shoulderWhat sports team would decline the chance to peek at their opponent’s playbook? Very few, I imagine. Yet anyone being investigated by the Consumer Financial Protection Bureau now has that opportunity—by studying the bureau’s policies and procedures manual, recently made public through a Freedom of Information Act request.

Kudos to attorney Jonathan Pompan at the law firm of Venable, LLP, for requesting the CFPB’s enforcement manual (part 1 and part 2) and then posting it on the internet. The manual is a trove of information about the inner workings of the bureau, explaining its differing levels of investigation, approval requirements, and policy recommendations. Even the typeface to be used in official correspondence is spelled out.

Any business or individual hit with an enforcement action or civil investigative demand (CID) would do well to become familiar with this resource. Not only does the manual describe how bureau staff are to handle CIDs and enforcement actions, but it also lays out the process for proceeding from a research matter (a confidential, behind-the-scenes inquiry to see if further analysis is warranted) to an investigation (a formal fact-gathering process that can lead to an enforcement action).

To me, one of the most revealing parts of the manual is the section devoted notifications of purpose. Those are supposed to alert responding parties to “the nature of the conduct constituting the alleged violation that is under investigation and the provisions of the law applicable to such violation.” The CFPB recognizes that this requirement could force it to tip its investigative hand too much, so it offers a stock of canned paragraphs that can be used to obscure the true focus of the inquiry yet still comply with the law.

Another fascinating aspect of the manual is its explanation about why the bureau never admits that anyone is a target of investigation:

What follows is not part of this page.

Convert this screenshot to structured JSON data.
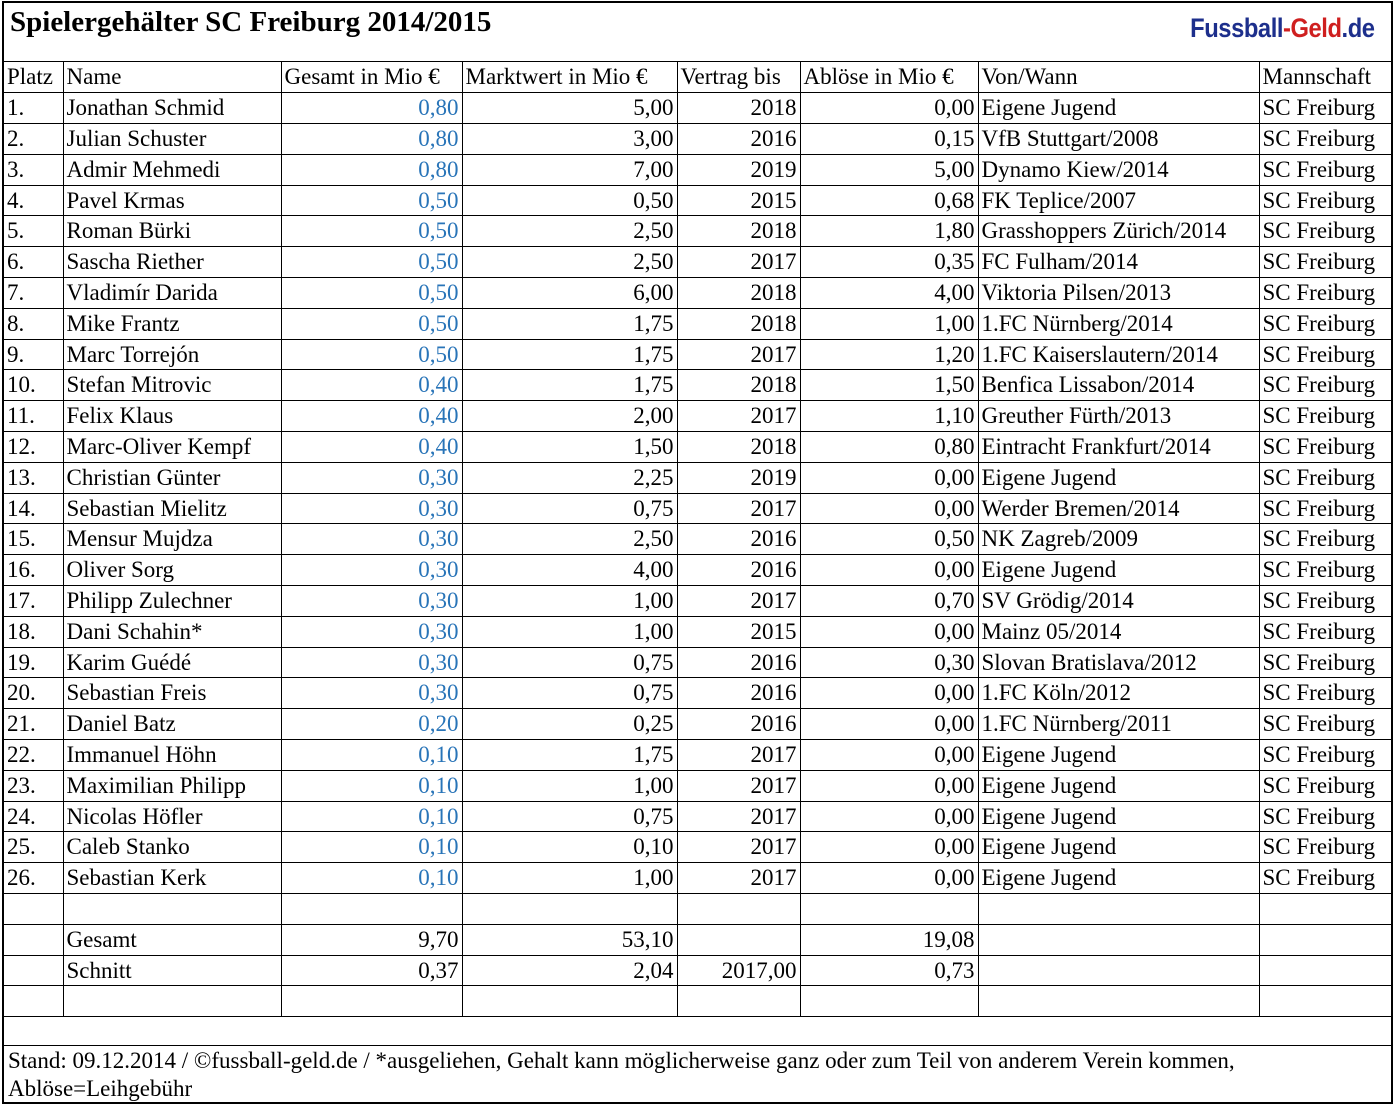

“Target” is a term of art in criminal law that carries a specific meaning with legal consequences. In the grand jury process, individuals are often identified as the target of a criminal investigation, and that characterization has important Fifth and Sixth Amendment implications. Because Bureau investigations are civil, the notification of “targets” is not required. Furthermore, the term “target” incorrectly implies that the objective of an Enforcement investigation is to reach a specific result (legal action against the target) rather than to search for the truth. Although some parties involved in investigations eventually may be named as defendants or respondents in subsequent litigation, the Bureau does not have targets of its preliminary inquiries or investigations. Therefore, [bureau] Staff should never use the designation “target” to describe the subjects of Enforcement investigations.